_Exercise:_ Please output the entries below exactly as they are.

[Entries from a dataset of interfaces]

Start of Block

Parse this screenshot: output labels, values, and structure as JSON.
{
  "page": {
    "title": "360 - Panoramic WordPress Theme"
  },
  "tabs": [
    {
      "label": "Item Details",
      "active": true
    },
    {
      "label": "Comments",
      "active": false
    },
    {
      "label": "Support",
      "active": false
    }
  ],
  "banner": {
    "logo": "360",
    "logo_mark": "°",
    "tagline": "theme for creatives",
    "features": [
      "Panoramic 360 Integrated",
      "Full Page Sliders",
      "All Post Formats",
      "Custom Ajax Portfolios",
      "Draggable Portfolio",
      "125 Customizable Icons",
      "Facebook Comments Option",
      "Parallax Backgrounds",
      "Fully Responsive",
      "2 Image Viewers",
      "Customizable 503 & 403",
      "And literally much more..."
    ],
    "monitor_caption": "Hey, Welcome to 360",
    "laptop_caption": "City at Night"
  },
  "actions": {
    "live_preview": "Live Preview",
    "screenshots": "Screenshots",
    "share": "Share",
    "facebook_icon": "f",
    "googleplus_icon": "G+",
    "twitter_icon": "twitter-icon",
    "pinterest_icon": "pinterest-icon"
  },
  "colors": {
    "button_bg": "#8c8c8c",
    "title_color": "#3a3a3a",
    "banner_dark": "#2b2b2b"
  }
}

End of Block

_Problem solution:_
Parse this screenshot: output labels, values, and structure as JSON.
{
  "page": {
    "title": "360 - Panoramic WordPress Theme"
  },
  "tabs": [
    {
      "label": "Item Details",
      "active": true
    },
    {
      "label": "Comments",
      "active": false
    },
    {
      "label": "Support",
      "active": false
    }
  ],
  "banner": {
    "logo": "360",
    "logo_mark": "°",
    "tagline": "theme for creatives",
    "features": [
      "Panoramic 360 Integrated",
      "Full Page Sliders",
      "All Post Formats",
      "Custom Ajax Portfolios",
      "Draggable Portfolio",
      "125 Customizable Icons",
      "Facebook Comments Option",
      "Parallax Backgrounds",
      "Fully Responsive",
      "2 Image Viewers",
      "Customizable 503 & 403",
      "And literally much more..."
    ],
    "monitor_caption": "Hey, Welcome to 360",
    "laptop_caption": "City at Night"
  },
  "actions": {
    "live_preview": "Live Preview",
    "screenshots": "Screenshots",
    "share": "Share",
    "facebook_icon": "f",
    "googleplus_icon": "G+",
    "twitter_icon": "twitter-icon",
    "pinterest_icon": "pinterest-icon"
  },
  "colors": {
    "button_bg": "#8c8c8c",
    "title_color": "#3a3a3a",
    "banner_dark": "#2b2b2b"
  }
}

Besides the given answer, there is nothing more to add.